Tomorrow Never Knows. Something tells me art will be fine, even though humans are in trouble at the moment. But right now art is precluded from its important work of gathering us together. So musicians are in a weird situation. Concerts, tours, festivals, and in-person teaching disappeared quickly. In the initial shock my thought was, I don't know what to do but I can record music at home. So on March 19 I began recording a new song every day. I made an album on Bandcamp where you can listen to the songs for free. It's called PLAGUE DIARY. The philosophy here is "use what you've got" (is there ever another option?) -- for me that means clarinets, a synthesizer I can't figure out, and rudimentary recording ability. Because it's a diary I am trying to use the recording process as a sketchbook, and an opportunity to mess around. ("Don't forget to mess around." -- Steve Lacy, as quoted by Kirk Knuffke.)

PLAGUE DIARY is now sixteen songs and I hope it has something that can be of use to you. A link to the album is at the bottom of this email, under the mysterious photo of my parents. Here’s the link: PLAGUE DIARY (streaming for free or pay what you can at Bandcamp only):



At this point there are obviously no upcoming concerts to announce.
However these things are new:

NEW WEBSITE - my completely new website is up now. (thanks to Riccarda Kato and Ralf Dick)
Take a look at the media section with a lot of new sound and video links

BANDCAMP SITE - through my bandcamp site a lot of CDs (including some from the 80s) are available digitally for the first time.
I’ll keep building building it up so come back from time to time.
Included is also some exclusive music like a Solo recording from last years Berlin Solo Impro Festival, some film music I did in the 90s and a festival recording with Paul Bley and Andreas Willers from 1991.

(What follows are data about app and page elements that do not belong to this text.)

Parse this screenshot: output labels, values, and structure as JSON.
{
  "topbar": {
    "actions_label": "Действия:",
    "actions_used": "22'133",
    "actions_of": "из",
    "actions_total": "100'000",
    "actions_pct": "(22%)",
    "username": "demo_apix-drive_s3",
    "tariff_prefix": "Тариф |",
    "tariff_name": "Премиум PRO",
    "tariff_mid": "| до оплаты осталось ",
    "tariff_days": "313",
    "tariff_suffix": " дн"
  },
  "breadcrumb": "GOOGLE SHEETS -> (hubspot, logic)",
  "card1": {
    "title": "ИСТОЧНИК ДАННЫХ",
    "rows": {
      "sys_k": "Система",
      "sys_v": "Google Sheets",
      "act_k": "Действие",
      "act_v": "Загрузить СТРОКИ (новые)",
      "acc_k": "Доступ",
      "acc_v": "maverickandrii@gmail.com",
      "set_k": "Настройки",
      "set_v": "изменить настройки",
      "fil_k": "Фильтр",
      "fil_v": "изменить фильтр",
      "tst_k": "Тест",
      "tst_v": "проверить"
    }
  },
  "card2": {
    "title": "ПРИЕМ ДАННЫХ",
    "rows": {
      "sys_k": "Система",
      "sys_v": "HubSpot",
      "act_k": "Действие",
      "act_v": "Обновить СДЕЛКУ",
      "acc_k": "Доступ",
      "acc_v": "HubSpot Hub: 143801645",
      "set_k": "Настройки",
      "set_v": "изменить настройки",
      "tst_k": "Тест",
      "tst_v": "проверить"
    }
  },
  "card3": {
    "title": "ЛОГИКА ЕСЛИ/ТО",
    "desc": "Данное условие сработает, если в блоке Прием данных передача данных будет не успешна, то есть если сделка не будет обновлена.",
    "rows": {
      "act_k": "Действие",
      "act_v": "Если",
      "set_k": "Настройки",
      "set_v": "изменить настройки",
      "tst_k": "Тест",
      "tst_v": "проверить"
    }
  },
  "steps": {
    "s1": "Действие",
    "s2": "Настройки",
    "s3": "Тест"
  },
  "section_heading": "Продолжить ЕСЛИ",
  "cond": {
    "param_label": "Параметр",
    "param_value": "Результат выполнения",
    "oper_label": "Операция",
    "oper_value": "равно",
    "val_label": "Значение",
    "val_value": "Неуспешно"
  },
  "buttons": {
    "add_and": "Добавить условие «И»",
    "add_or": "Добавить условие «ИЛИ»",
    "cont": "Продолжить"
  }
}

NEW CD - Conference Call will release its 3rd studio recording entitled ‚Prism‘ on the Polish Label NotTwo Records by the end of may. This project has been working for 20 years and released 10 CDs of which more than one received 4 or 4 1/2 star reviews in Downbeat magazine. Michael Stevens on piano, Joe Fonda on bass and Dieter Ulrich on the drums.

NEW VIDEOS - in these times without the real deal, live concerts, I would however like to include some links to recent new videos of projects:

BassX3 (Gebhard Ullmann bass clarinet, Chris Dahlgren and Christian Weber - double basses and objects):
1. (Transatlantic Drone)
2. (Ornettes’s Closet and Related Objects)

Das Kondensat (Gebhard Ullmann winds and electronics, Oliver Potratz basses and electronics, Eric Schaefer drums and electronics):
1. (Dubbing with Guy)
2. (Human Body Upgrade)



I would like to share some information about A few concerts that I will play tomorrow on the internet. I cannot say how much I am looking forward to play live for people again. 

So. A busy day tomorrow Friday May 1st:
World premiere on a dance performance, JSK Corona Sessions #2, with me and dancerJon Filip Fahlstrøm curated by celebrated choreographer Jo Strømgren at 7.30 pm. 

A little teaser:

See it here:

or here

At 8 pm until 10 pm the trio Poing with me, Frode Haltli - accordeon and Håkon Thelin - double bass, together with singer Maja SK Ratkje will live stream our annual crazy concert from Victoria in Oslo to mark the International Labour Day. Music by Kurt Weill, Hans Eisler, and many others in our very own way. 
See it here:

But first, ca 1230 pm: Poing Maja SK Ratkje (12.18-1pm)

As part of Labour Day celebrations, we will be playing our versions of a couple of traditional Norwegian working class songs outdoors with Poing and Maja SK Ratkje in between speeches by previous prime minister Gro Harlem Brundtland and opposition leader Jonas Gahr Støre.